:: Work instructions ::
In the listing below, find every line containing "this" and copy it out.

:: Records shown ::

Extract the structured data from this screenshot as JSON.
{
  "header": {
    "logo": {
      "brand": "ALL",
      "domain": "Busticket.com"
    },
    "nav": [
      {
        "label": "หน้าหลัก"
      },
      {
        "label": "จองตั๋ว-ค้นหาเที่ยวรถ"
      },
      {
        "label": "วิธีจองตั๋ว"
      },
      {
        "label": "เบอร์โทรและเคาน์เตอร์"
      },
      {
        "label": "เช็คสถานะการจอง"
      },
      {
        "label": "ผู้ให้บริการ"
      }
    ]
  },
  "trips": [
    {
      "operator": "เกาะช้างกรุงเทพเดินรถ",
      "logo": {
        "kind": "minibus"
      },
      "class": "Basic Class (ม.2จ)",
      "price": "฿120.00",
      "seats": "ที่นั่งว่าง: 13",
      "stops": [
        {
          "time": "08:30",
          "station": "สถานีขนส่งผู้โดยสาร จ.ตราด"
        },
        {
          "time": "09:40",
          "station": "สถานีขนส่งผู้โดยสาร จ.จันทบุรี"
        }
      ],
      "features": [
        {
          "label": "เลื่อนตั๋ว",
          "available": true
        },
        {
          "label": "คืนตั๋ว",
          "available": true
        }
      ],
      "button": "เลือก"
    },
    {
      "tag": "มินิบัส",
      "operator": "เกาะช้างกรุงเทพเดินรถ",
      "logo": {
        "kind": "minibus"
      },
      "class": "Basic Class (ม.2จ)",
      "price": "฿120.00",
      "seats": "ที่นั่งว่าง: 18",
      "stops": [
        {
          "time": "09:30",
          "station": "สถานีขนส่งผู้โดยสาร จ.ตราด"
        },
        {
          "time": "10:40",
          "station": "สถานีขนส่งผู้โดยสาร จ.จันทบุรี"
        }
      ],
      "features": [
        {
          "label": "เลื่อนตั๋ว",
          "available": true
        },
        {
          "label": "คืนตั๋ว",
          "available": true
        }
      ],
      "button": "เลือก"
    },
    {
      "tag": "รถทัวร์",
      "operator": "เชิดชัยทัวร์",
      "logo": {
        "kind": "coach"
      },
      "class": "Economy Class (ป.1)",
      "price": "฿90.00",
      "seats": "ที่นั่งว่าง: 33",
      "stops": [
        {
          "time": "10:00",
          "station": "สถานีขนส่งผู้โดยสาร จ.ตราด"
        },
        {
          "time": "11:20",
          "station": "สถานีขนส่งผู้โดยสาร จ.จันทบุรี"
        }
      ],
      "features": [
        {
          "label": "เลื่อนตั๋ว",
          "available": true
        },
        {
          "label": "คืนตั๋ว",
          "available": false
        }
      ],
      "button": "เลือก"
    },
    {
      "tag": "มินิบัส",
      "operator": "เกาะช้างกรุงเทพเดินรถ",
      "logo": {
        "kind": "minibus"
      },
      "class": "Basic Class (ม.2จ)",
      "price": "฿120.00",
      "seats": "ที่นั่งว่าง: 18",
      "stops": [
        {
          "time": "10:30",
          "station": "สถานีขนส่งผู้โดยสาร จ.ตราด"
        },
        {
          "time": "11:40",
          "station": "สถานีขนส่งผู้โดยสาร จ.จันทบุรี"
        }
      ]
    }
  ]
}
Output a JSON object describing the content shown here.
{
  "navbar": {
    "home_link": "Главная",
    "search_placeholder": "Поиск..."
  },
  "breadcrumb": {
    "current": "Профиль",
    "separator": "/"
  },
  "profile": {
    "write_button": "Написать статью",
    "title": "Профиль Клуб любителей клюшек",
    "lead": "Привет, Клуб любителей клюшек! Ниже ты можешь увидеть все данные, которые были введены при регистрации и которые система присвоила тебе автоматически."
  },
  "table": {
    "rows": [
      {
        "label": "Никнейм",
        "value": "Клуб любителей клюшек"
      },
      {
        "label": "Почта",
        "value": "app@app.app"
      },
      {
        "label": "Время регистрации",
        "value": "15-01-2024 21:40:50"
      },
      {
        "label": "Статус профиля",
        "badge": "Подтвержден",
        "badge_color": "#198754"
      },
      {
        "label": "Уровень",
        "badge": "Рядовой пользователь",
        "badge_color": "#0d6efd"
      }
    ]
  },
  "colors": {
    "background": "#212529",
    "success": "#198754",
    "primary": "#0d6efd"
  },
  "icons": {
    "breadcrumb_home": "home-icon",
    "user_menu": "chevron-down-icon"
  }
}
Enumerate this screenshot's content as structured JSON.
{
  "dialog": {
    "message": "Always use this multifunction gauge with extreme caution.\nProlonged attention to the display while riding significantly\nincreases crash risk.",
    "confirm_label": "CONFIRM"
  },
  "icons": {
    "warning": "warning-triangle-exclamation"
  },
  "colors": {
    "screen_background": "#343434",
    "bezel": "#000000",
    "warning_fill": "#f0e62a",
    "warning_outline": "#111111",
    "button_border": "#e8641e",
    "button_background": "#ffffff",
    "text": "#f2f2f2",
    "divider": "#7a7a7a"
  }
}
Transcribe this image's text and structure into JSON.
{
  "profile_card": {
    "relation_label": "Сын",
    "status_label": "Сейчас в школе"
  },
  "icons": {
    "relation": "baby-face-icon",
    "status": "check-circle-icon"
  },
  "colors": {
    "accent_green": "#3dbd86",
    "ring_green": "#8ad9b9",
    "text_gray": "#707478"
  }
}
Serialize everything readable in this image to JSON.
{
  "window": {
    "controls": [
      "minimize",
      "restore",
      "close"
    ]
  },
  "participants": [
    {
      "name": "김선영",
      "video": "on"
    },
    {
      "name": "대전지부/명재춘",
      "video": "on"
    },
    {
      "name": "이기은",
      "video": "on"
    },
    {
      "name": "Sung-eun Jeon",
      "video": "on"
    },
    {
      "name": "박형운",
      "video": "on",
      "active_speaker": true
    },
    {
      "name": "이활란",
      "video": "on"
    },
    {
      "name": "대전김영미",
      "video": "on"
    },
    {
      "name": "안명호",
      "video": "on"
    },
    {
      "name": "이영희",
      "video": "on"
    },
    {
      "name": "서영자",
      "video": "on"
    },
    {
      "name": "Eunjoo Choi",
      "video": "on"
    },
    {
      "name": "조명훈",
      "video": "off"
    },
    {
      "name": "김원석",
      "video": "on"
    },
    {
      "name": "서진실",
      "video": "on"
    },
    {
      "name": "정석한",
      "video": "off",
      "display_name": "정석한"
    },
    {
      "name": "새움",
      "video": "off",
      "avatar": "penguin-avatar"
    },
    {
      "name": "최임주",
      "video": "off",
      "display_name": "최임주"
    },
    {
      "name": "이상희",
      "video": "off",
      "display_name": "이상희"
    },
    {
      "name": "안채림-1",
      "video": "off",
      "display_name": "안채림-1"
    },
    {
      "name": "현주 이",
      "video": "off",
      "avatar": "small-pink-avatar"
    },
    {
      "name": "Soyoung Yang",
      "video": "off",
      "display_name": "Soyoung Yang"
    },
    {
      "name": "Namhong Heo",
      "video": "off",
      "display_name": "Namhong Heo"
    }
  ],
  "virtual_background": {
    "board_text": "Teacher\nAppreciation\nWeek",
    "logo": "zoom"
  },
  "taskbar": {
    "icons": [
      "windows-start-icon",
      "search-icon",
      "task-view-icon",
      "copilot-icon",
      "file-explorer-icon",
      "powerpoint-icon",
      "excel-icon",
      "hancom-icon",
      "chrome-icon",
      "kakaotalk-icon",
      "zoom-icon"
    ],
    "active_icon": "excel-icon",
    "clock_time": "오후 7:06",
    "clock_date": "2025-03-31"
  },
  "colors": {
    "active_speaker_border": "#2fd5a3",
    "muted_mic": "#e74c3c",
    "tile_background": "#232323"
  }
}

:: Output of the task ::
Extract the structured data from this screenshot as JSON.
Enumerate this screenshot's content as structured JSON.
    "message": "Always use this multifunction gauge with extreme caution.\nProlonged attention to the display while riding significantly\nincreases crash risk.",
Transcribe this image's text and structure into JSON.
Serialize everything readable in this image to JSON.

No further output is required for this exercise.